Croc displays at Australia Zoo.
So when was told he'd have last Friday off from work, I hastily took a day off as well and that's how we came to be cashing in our tickets at the 'Steve Irwin Zoo' gates on a glorious week day morning.
A surprisingly active Shingeback Lizard
In the large Tasmanian Devil enclosure, this was the only one we spotted. Tuckered out and enjoying the sunshine.
A Dingo surveying the land.
Let me tell you, if you can get to Australia Zoo on a weekday, perhaps especially in winter, it is worth it. There were so few people around, even less small children, it makes moving around and seeing the exhibits easy and much more enjoyable.
I had sent the Boy a link to the show times on the Australia Zoo website (see it here) and he came back with an impressive day plan of shows. We missed the tortoise feeding at 10 because I was having a lazy breakfast at Gramarcy (delicious, must try) but we made it to the Wildlife Warriors show, which is my favourite for the incredible bird displays, the tiger show (Boy's favourite), we fed the elephants at 3pm and then rounded off the day by watching the Asian Small-Clawed Otter feeding at 3:30. The only show we missed was the croc show. Shameful, perhaps, but we saw a croc display in the Wildlife Warriors show and tigers and elephants could not be missed.
A Jabiru flys into the crocoseum from her enclosure on the other side of the zoo.
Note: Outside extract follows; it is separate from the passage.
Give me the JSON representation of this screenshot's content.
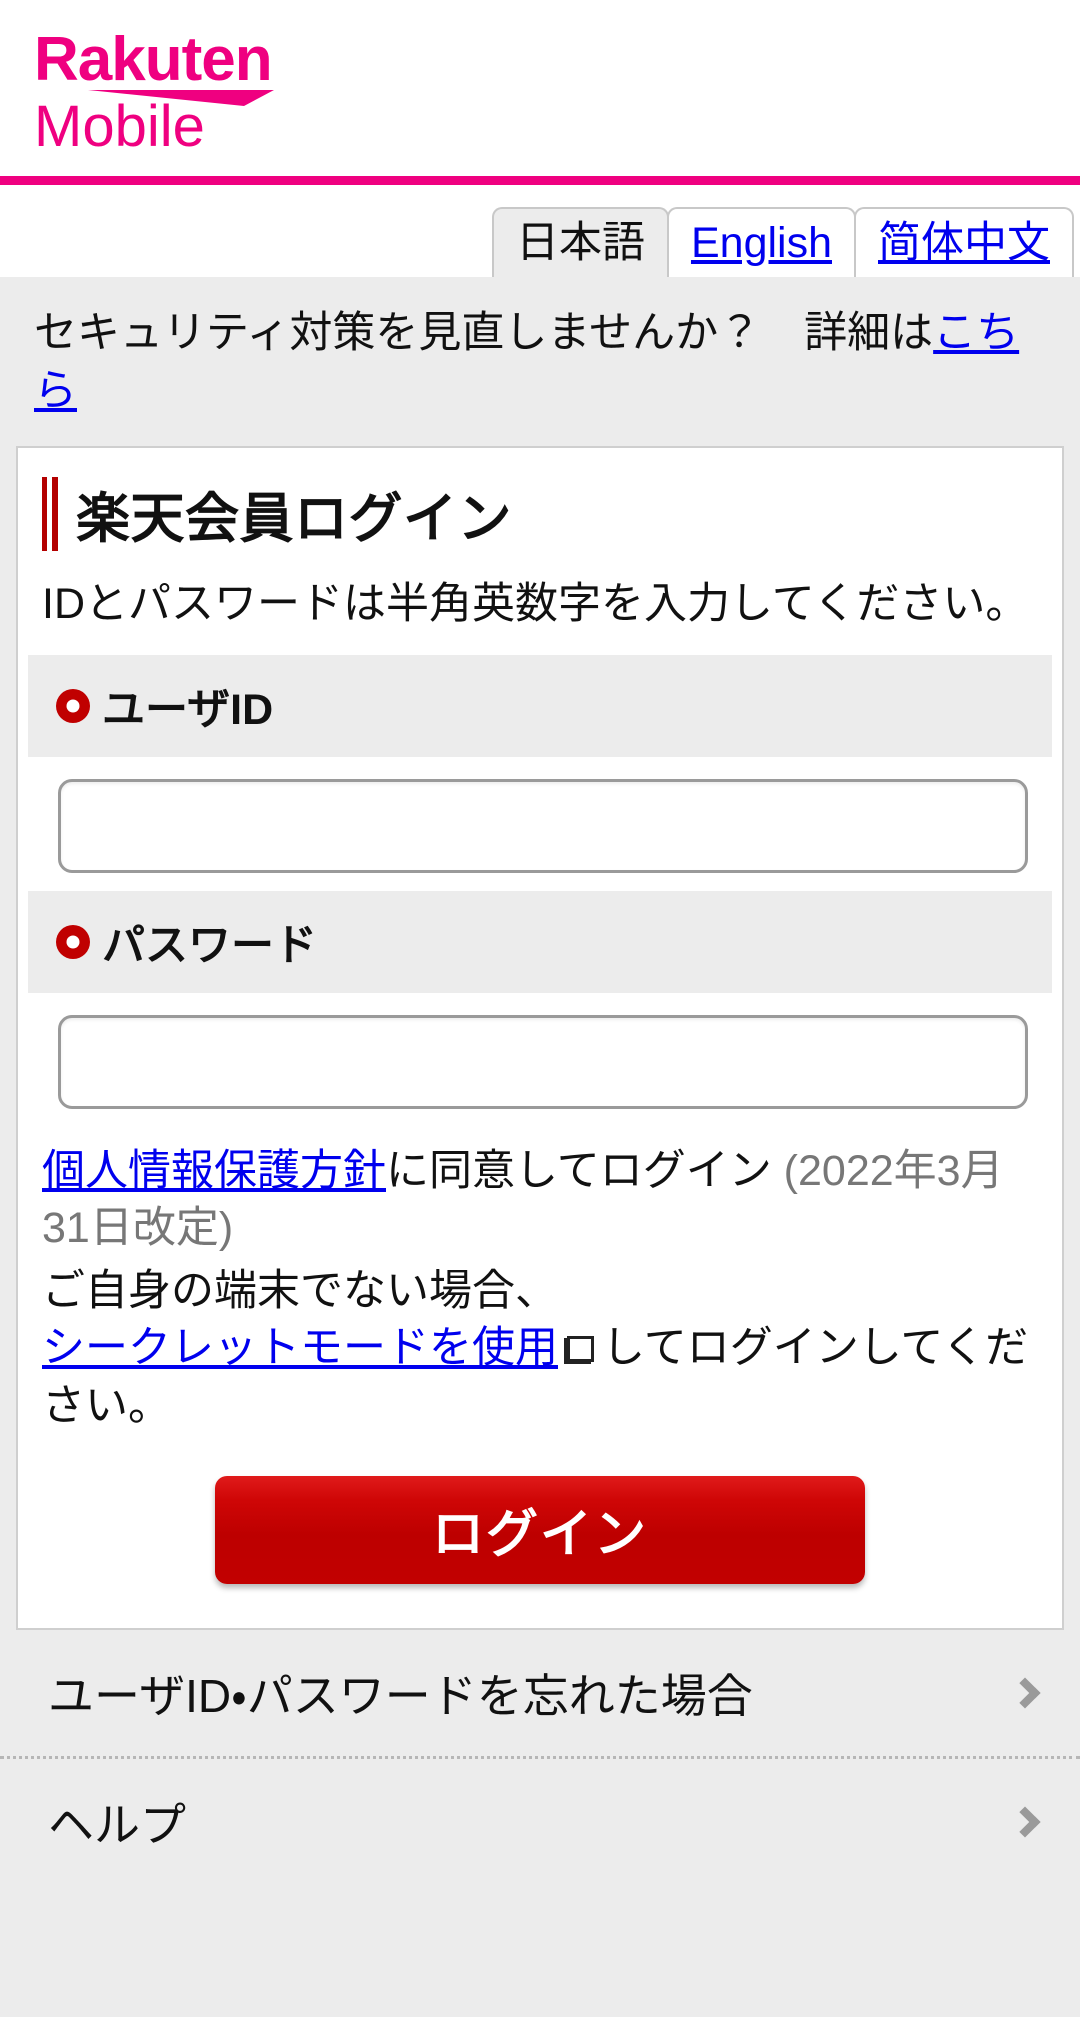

All the other birds moved too quickly to photograph.
The crocodile display as part of the 12noon Wildlife Warriors show.
Displaying natural behaviours in the tiger show.
It was a truly great day out. We took our time going around all the exhibits, took a couple of hundred photos of us posing with all the animals, munched on a home-made picnic while watching macaws and kites circle the crocoseum. We fed the kangaroos, another of my favourite zoo activities. Such a simple, enjoyable interaction with our native animals, I can never get tired of it.
Feeding our little group of 'roos.
My Boy could not get over the difference between Australia Zoo and zoos he had visited in England. Obviously here a big difference is in the activity of the animals. Being in warm sunshine, even in winter, encourages them to be more active and visible, rather than curled up against the cold and rain in the secret holes of their enclosures. Also, the level of interaction Australia Zoo in particular allows with the animals is outstanding. Because the animals are more active in their relatively open and visitor-friendly enclosures, you can get up-close and personal. The Zoo also provides a lot of additional opportunities to see the animals by taking them on walks around the zoo and feeding sessions, such as with the elephants. All of this helps to create a memorable day.
Having a real Moment when Bashi, the male tiger stalked up to the glass and vigorously licked his face.We would as a result splurge on a painting of Bashi's paw prints made during the tiger show. All proceeds to tiger conservation efforts in Asia.
A male Cheetah being taken for a walk to survey his territory.
The smaller but cheekier otters being fed.
A hint from the keepers; come to the 3pm elephant feeding. There is the same about of food and a third of the number of people as the 10:30am session, so you can go around the feeding line multiple times really quickly.
Asian Elephants feeding during the official show and then I get to feed them a few hours later.
The Africa exhibit was still under construction the last time I visited in 2010, so I was glad to see it on this trip. Unfortunately, it was being re-constructed to make space for the baby rhinoceroses that will go on display from 22 June. So the giraffe were hidden away elsewhere as their enclose was having a redesign. Disappointing for me, because they are one of my favourite animals.
Southern White Rhinoceros taking a nap.
The ticket price to get in may seem steep - between $53 and $59 dollars for an adult, depending on if you have a discount voucher, which you can get if you are an RACQ member - but when you consider the over all experience and that it is most certainly a whole day trip, it is worth the money. We were there for five and a half hours, making the ticket price an average of $10 per hour. Pretty good for the quality of the entertainment.You can also save a lot of money by taking your own food as we did and not being tempted into any of the official photo opportunities, tempting as they may be.
So that is one more experience ticked off the list. Thanks to Australia Zoo for a tremendous day out. It was everything we were both looking forward to!
You can also read the Boy (Pumba as he is affectionately known) on his brand new blog; Pumba's International Escape.